Progressives have praised Biden for going further than former Presidents Clinton and Obama to transform the economy through massive investment, but they want more.
For example, Biden’s plan is expected to provide $225 billion for expanded child care, $200 billion for universal prekindergarten, $300 billion for educational priorities such as two years of free community college and $225 billion for paid family and medical leave.
Sen. Elizabeth Warren (D-Mass.), who ran to the left of Biden in last year’s primary fight but has since become an ally, wants to provide $700 billion — not just $225 billion — for expanded child care so that anyone in the country who needs care can have it at an affordable cost.
“We’re talking about child care for every single child in America whose parent wants it and making sure that capacity is there in our system,” Warren told reporters Tuesday when asked why her proposal would cost significantly more than the White House offer.
Biden’s $1.9 trillion COVID-19 relief package and his $2.25 trillion infrastructure proposal have progressive leaders feeling good about the trajectory of his administration.
“President Biden has definitely exceeded expectations that progressives had. I’ll be frank, I think a lot of us expected a much more conservative administration,” Rep. Alexandria Ocasio-Cortez (D-N.Y.), a leading progressive voice in the House who backed Sen. Bernie Sanders (I-Vt.) for president, said Monday in a livestreamed talk.
“The active invitation and willingness and collaboration with progressives in his first 100 days or almost 100 days has been very impressive,” she added.
But Ocasio-Cortez also acknowledged: “There are areas … of disagreement.”
Progressives want Biden to offer more detail on legislation to address climate change.
“They’ve talked about the huge [electric vehicle] program, they’ve talked about the huge clean electricity standard. Those things are good; we don’t know what else they’re going to throw in,” said Sen. Sheldon Whitehouse (D-R.I.), a leading proponent of addressing warming global temperatures.
Some progressive groups were disappointed the infrastructure plan didn’t do more to fight global warming, even as the provisions that were included drew barbs from the GOP.
The Sunrise Movement noted that Biden’s first infrastructure proposal would upgrade only 2 million out of 140 million housing units across the country and would provide only $180 billion in research and development of climate solutions, substantially less than the $300 billion the group says Biden promised during the 2020 campaign.
Sanders, who supports Warren’s child care proposal, also wants the Medicare eligibility age to be reduced to 60, 55 or 50. And he wants Medicare benefits expanded to cover hearing, dental and vision care.
“We have an historic opportunity to make the most significant expansion of Medicare since it was signed into law,” Sanders wrote in a letter to Biden on Saturday. Sixteen Democrats including Warren and Senate Majority Whip Dick Durbin (D-Ill.) signed the letter.
Sanders on Tuesday said Biden is on the cusp of what should be a transformational moment in the country’s history.

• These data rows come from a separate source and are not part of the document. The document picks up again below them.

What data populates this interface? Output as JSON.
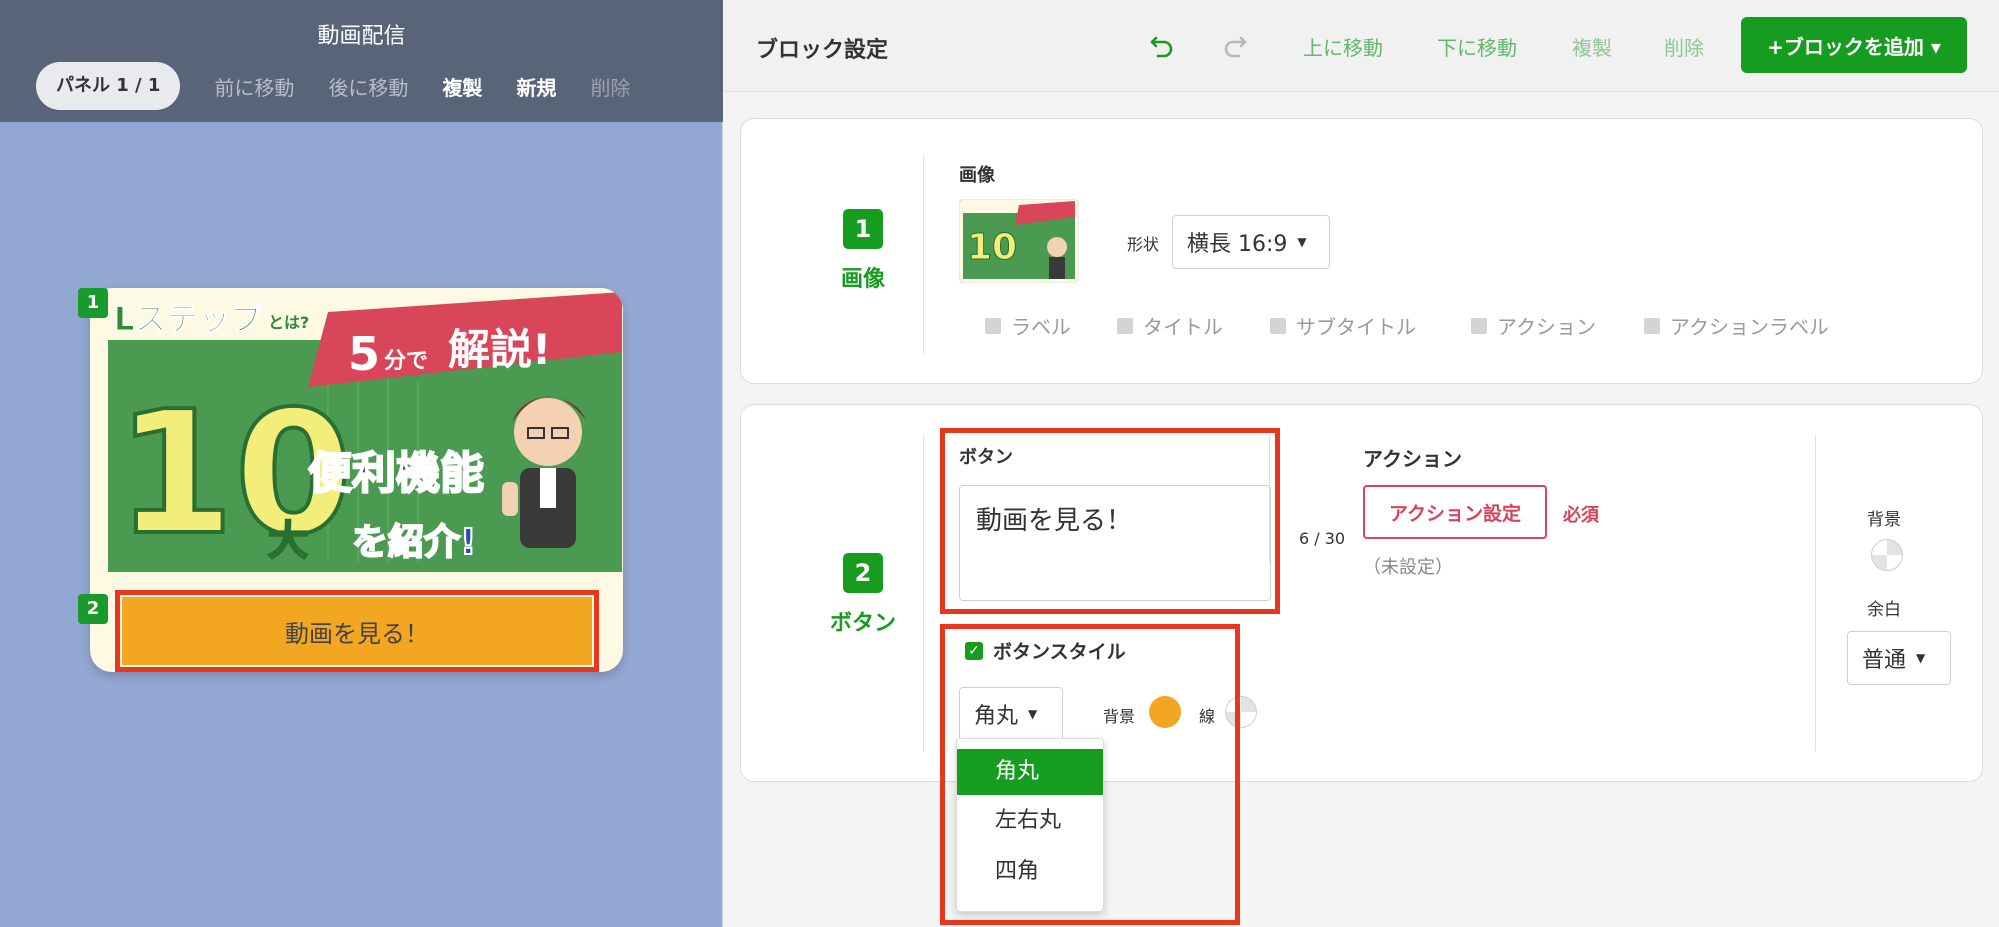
{
  "left": {
    "title": "動画配信",
    "panel_pill": "パネル 1 / 1",
    "actions": [
      "前に移動",
      "後に移動",
      "複製",
      "新規",
      "削除"
    ],
    "badges": [
      "1",
      "2"
    ],
    "preview_button_label": "動画を見る！",
    "hero": {
      "brand": "Lステップ",
      "brand_suffix": "とは?",
      "banner_text_1": "5",
      "banner_text_2": "分で",
      "banner_text_3": "解説!",
      "big_number": "10",
      "line1": "便利機能",
      "line2": "大",
      "line3": "を紹介!"
    }
  },
  "right": {
    "title": "ブロック設定",
    "toolbar": {
      "move_up": "上に移動",
      "move_down": "下に移動",
      "duplicate": "複製",
      "delete": "削除",
      "add_block": "+ブロックを追加 ▾"
    },
    "block1": {
      "number": "1",
      "name": "画像",
      "image_label": "画像",
      "shape_label": "形状",
      "shape_value": "横長 16:9",
      "options": [
        "ラベル",
        "タイトル",
        "サブタイトル",
        "アクション",
        "アクションラベル"
      ]
    },
    "block2": {
      "number": "2",
      "name": "ボタン",
      "button_label": "ボタン",
      "button_text": "動画を見る！",
      "char_count": "6 / 30",
      "action_label": "アクション",
      "action_button": "アクション設定",
      "required": "必須",
      "action_status": "（未設定）",
      "style_label": "ボタンスタイル",
      "style_value": "角丸",
      "bg_label": "背景",
      "line_label": "線",
      "right_bg_label": "背景",
      "margin_label": "余白",
      "margin_value": "普通",
      "dropdown_options": [
        "角丸",
        "左右丸",
        "四角"
      ]
    }
  },
  "colors": {
    "accent_green": "#169c1f",
    "highlight_red": "#e8371f",
    "button_orange": "#f2a622",
    "left_bg": "#93a7d3",
    "left_header": "#5a6479"
  }
}
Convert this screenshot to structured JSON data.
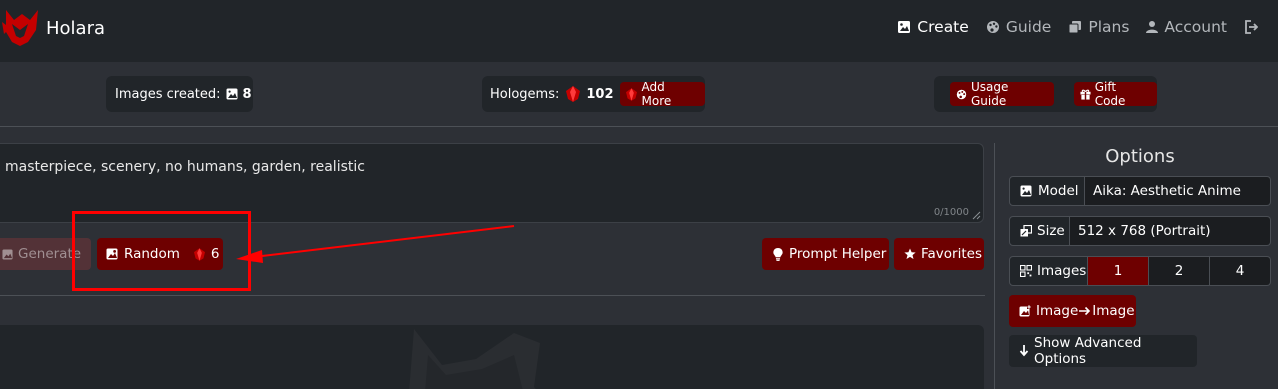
{
  "brand": {
    "name": "Holara"
  },
  "nav": [
    {
      "label": "Create",
      "icon": "image-icon"
    },
    {
      "label": "Guide",
      "icon": "palette-icon"
    },
    {
      "label": "Plans",
      "icon": "stack-icon"
    },
    {
      "label": "Account",
      "icon": "user-icon"
    }
  ],
  "stats": {
    "images_label": "Images created:",
    "images_count": "8",
    "hologems_label": "Hologems:",
    "hologems_count": "102",
    "add_more_label": "Add More",
    "usage_guide_label": "Usage Guide",
    "gift_code_label": "Gift Code"
  },
  "prompt": {
    "text": "masterpiece, scenery, no humans, garden, realistic",
    "char_count": "0/1000"
  },
  "actions": {
    "generate_label": "Generate",
    "random_label": "Random",
    "random_cost": "6",
    "prompt_helper_label": "Prompt Helper",
    "favorites_label": "Favorites"
  },
  "options": {
    "title": "Options",
    "model_label": "Model",
    "model_value": "Aika: Aesthetic Anime",
    "size_label": "Size",
    "size_value": "512 x 768 (Portrait)",
    "images_label": "Images",
    "images_choices": [
      "1",
      "2",
      "4"
    ],
    "images_selected": "1",
    "img2img_label_a": "Image",
    "img2img_label_b": "Image",
    "advanced_label": "Show Advanced Options"
  },
  "colors": {
    "accent": "#6e0000",
    "background": "#2d3036",
    "panel": "#212529",
    "annotation": "#ff0000"
  }
}
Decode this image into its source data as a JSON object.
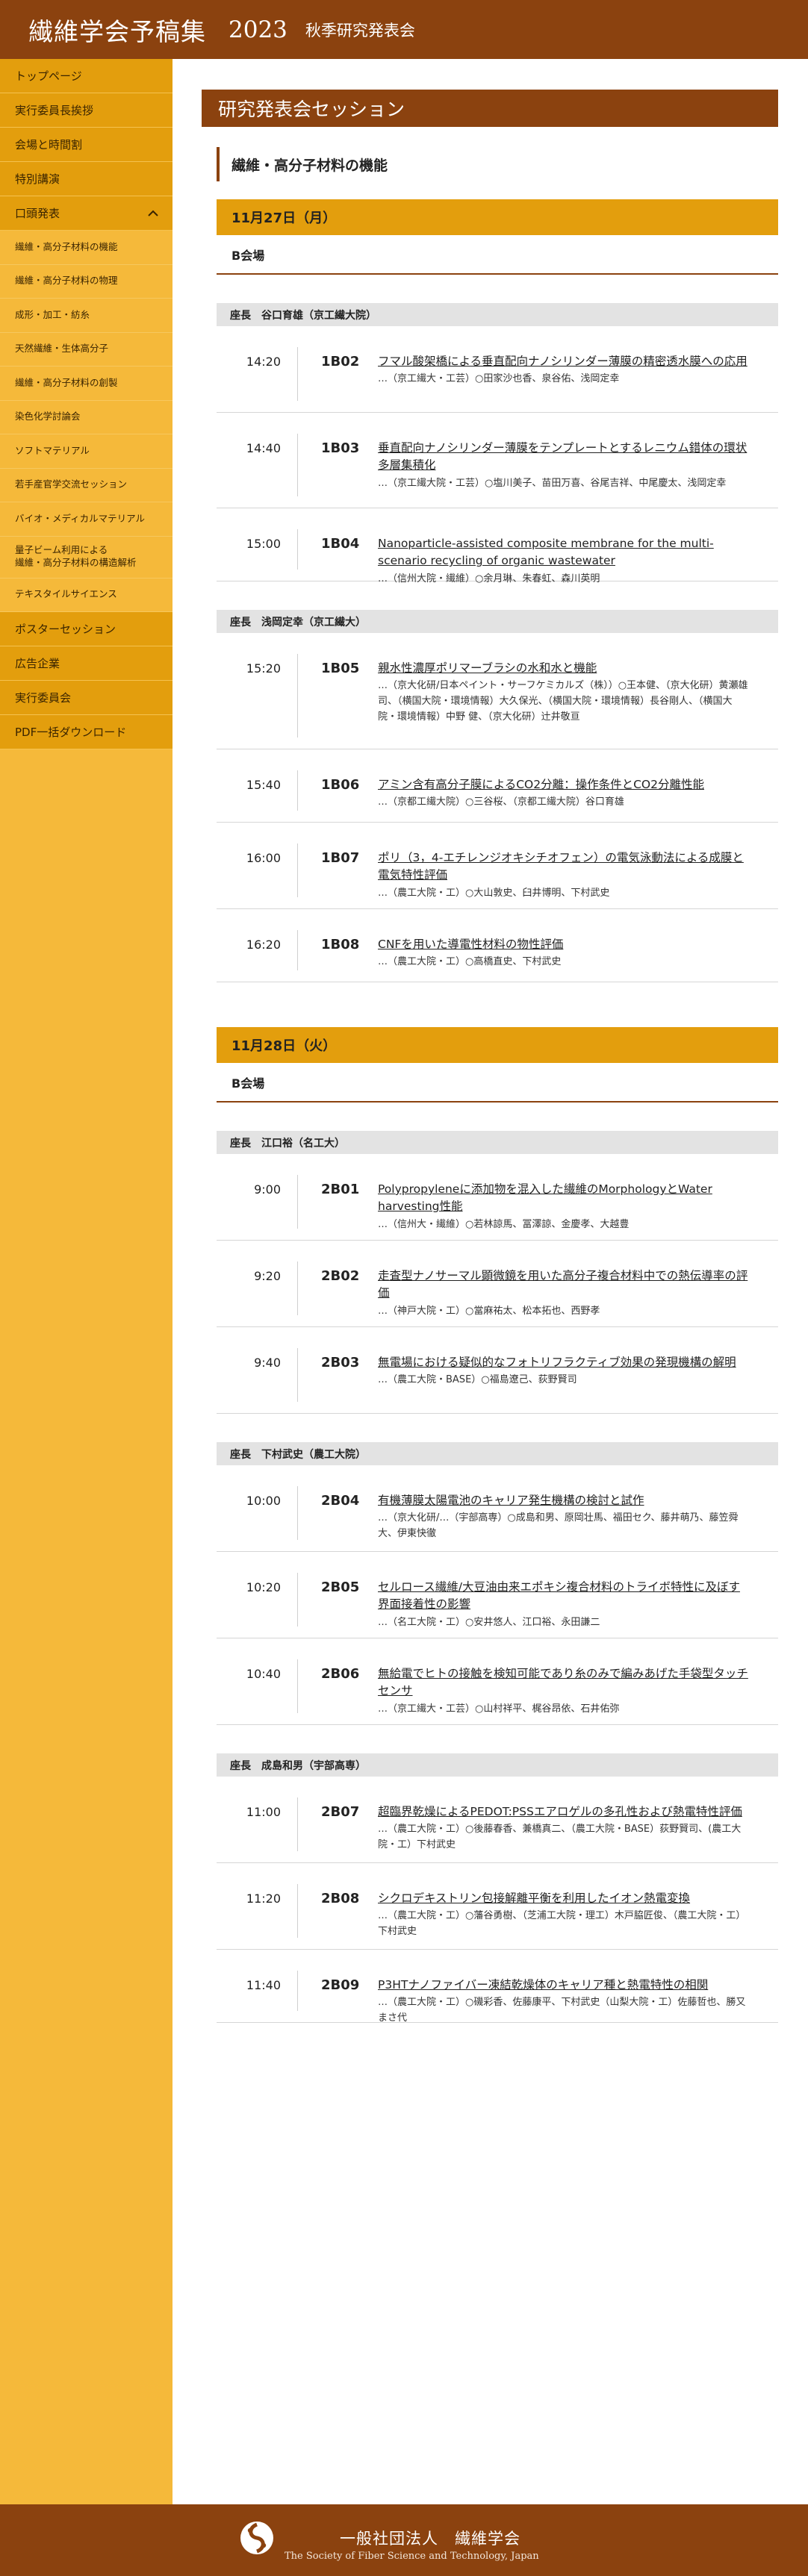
{
  "header": {
    "title": "繊維学会予稿集",
    "year": "2023",
    "subtitle": "秋季研究発表会"
  },
  "sidebar": {
    "items": [
      {
        "label": "トップページ",
        "level": 1
      },
      {
        "label": "実行委員長挨拶",
        "level": 1
      },
      {
        "label": "会場と時間割",
        "level": 1
      },
      {
        "label": "特別講演",
        "level": 1
      },
      {
        "label": "口頭発表",
        "level": 1,
        "expanded": true
      },
      {
        "label": "繊維・高分子材料の機能",
        "level": 2
      },
      {
        "label": "繊維・高分子材料の物理",
        "level": 2
      },
      {
        "label": "成形・加工・紡糸",
        "level": 2
      },
      {
        "label": "天然繊維・生体高分子",
        "level": 2
      },
      {
        "label": "繊維・高分子材料の創製",
        "level": 2
      },
      {
        "label": "染色化学討論会",
        "level": 2
      },
      {
        "label": "ソフトマテリアル",
        "level": 2
      },
      {
        "label": "若手産官学交流セッション",
        "level": 2
      },
      {
        "label": "バイオ・メディカルマテリアル",
        "level": 2
      },
      {
        "label": "量子ビーム利用による",
        "label2": "繊維・高分子材料の構造解析",
        "level": 2
      },
      {
        "label": "テキスタイルサイエンス",
        "level": 2
      },
      {
        "label": "ポスターセッション",
        "level": 1
      },
      {
        "label": "広告企業",
        "level": 1
      },
      {
        "label": "実行委員会",
        "level": 1
      },
      {
        "label": "PDF一括ダウンロード",
        "level": 1
      }
    ]
  },
  "main": {
    "heading": "研究発表会セッション",
    "session": "繊維・高分子材料の機能",
    "days": [
      {
        "date": "11月27日（月）",
        "room": "B会場",
        "groups": [
          {
            "chair": "座長　谷口育雄（京工繊大院）",
            "talks": [
              {
                "time": "14:20",
                "id": "1B02",
                "title": "フマル酸架橋による垂直配向ナノシリンダー薄膜の精密透水膜への応用",
                "authors": "…（京工繊大・工芸）○田家沙也香、泉谷佑、浅岡定幸"
              },
              {
                "time": "14:40",
                "id": "1B03",
                "title": "垂直配向ナノシリンダー薄膜をテンプレートとするレニウム錯体の環状多層集積化",
                "authors": "…（京工繊大院・工芸）○塩川美子、苗田万喜、谷尾吉祥、中尾慶太、浅岡定幸"
              },
              {
                "time": "15:00",
                "id": "1B04",
                "title": "Nanoparticle-assisted composite membrane for the multi-scenario recycling of organic wastewater",
                "authors": "…（信州大院・繊維）○余月琳、朱春虹、森川英明"
              }
            ]
          },
          {
            "chair": "座長　浅岡定幸（京工繊大）",
            "talks": [
              {
                "time": "15:20",
                "id": "1B05",
                "title": "親水性濃厚ポリマーブラシの水和水と機能",
                "authors": "…（京大化研/日本ペイント・サーフケミカルズ（株））○王本健、（京大化研）黄瀬雄司、（横国大院・環境情報）大久保光、（横国大院・環境情報）長谷剛人、（横国大院・環境情報）中野 健、（京大化研）辻井敬亘"
              },
              {
                "time": "15:40",
                "id": "1B06",
                "title": "アミン含有高分子膜によるCO2分離：操作条件とCO2分離性能",
                "authors": "…（京都工繊大院）○三谷桜、（京都工繊大院）谷口育雄"
              },
              {
                "time": "16:00",
                "id": "1B07",
                "title": "ポリ（3，4-エチレンジオキシチオフェン）の電気泳動法による成膜と電気特性評価",
                "authors": "…（農工大院・工）○大山敦史、臼井博明、下村武史"
              },
              {
                "time": "16:20",
                "id": "1B08",
                "title": "CNFを用いた導電性材料の物性評価",
                "authors": "…（農工大院・工）○高橋直史、下村武史"
              }
            ]
          }
        ]
      },
      {
        "date": "11月28日（火）",
        "room": "B会場",
        "groups": [
          {
            "chair": "座長　江口裕（名工大）",
            "talks": [
              {
                "time": "9:00",
                "id": "2B01",
                "title": "Polypropyleneに添加物を混入した繊維のMorphologyとWater harvesting性能",
                "authors": "…（信州大・繊維）○若林諒馬、冨澤諒、金慶孝、大越豊"
              },
              {
                "time": "9:20",
                "id": "2B02",
                "title": "走査型ナノサーマル顕微鏡を用いた高分子複合材料中での熱伝導率の評価",
                "authors": "…（神戸大院・工）○當麻祐太、松本拓也、西野孝"
              },
              {
                "time": "9:40",
                "id": "2B03",
                "title": "無電場における疑似的なフォトリフラクティブ効果の発現機構の解明",
                "authors": "…（農工大院・BASE）○福島遼己、荻野賢司"
              }
            ]
          },
          {
            "chair": "座長　下村武史（農工大院）",
            "talks": [
              {
                "time": "10:00",
                "id": "2B04",
                "title": "有機薄膜太陽電池のキャリア発生機構の検討と試作",
                "authors": "…（京大化研/…（宇部高専）○成島和男、原岡壮馬、福田セク、藤井萌乃、藤笠舜大、伊東快徹"
              },
              {
                "time": "10:20",
                "id": "2B05",
                "title": "セルロース繊維/大豆油由来エポキシ複合材料のトライボ特性に及ぼす界面接着性の影響",
                "authors": "…（名工大院・工）○安井悠人、江口裕、永田謙二"
              },
              {
                "time": "10:40",
                "id": "2B06",
                "title": "無給電でヒトの接触を検知可能であり糸のみで編みあげた手袋型タッチセンサ",
                "authors": "…（京工繊大・工芸）○山村祥平、梶谷昂依、石井佑弥"
              }
            ]
          },
          {
            "chair": "座長　成島和男（宇部高専）",
            "talks": [
              {
                "time": "11:00",
                "id": "2B07",
                "title": "超臨界乾燥によるPEDOT:PSSエアロゲルの多孔性および熱電特性評価",
                "authors": "…（農工大院・工）○後藤春香、兼橋真二、（農工大院・BASE）荻野賢司、(農工大院・工）下村武史"
              },
              {
                "time": "11:20",
                "id": "2B08",
                "title": "シクロデキストリン包接解離平衡を利用したイオン熱電変換",
                "authors": "…（農工大院・工）○藩谷勇樹、（芝浦工大院・理工）木戸脇匠俊、（農工大院・工）下村武史"
              },
              {
                "time": "11:40",
                "id": "2B09",
                "title": "P3HTナノファイバー凍結乾燥体のキャリア種と熱電特性の相関",
                "authors": "…（農工大院・工）○磯彩香、佐藤康平、下村武史（山梨大院・工）佐藤哲也、勝又まさ代"
              }
            ]
          }
        ]
      }
    ]
  },
  "footer": {
    "org_name": "一般社団法人　繊維学会",
    "org_en": "The Society of Fiber Science and Technology, Japan",
    "logo_icon": "society-logo-icon"
  }
}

“I think it needs to be,” he said. “I think the American people understand that the very rich are getting richer and the needs of working families are being ignored and it’s time to reform and start paying attention to the needs of ordinary folks.”
Biden’s American Families Plan is not expected to include a provision to lower the price of prescription drugs, which is a key difference from Speaker Nancy Pelosi (D-Calif.).
Pelosi last week called for prescription drug pricing legislation to be included in Biden’s plan.
“Seniors and families across America are counting on us to finally deliver the drug price negotiations they need to afford their medications,” she said. “Lowering health costs and prescription drug prices will be a top priority for House Democrats to be included in the American Families Plan.”
In a nod to Democratic concerns that Biden’s newest proposal doesn’t do enough on health care, White House officials added $200 billion in expanded tax credits to reduce insurance premiums under the Affordable Care Act.
–Updated at 8:15 a.m.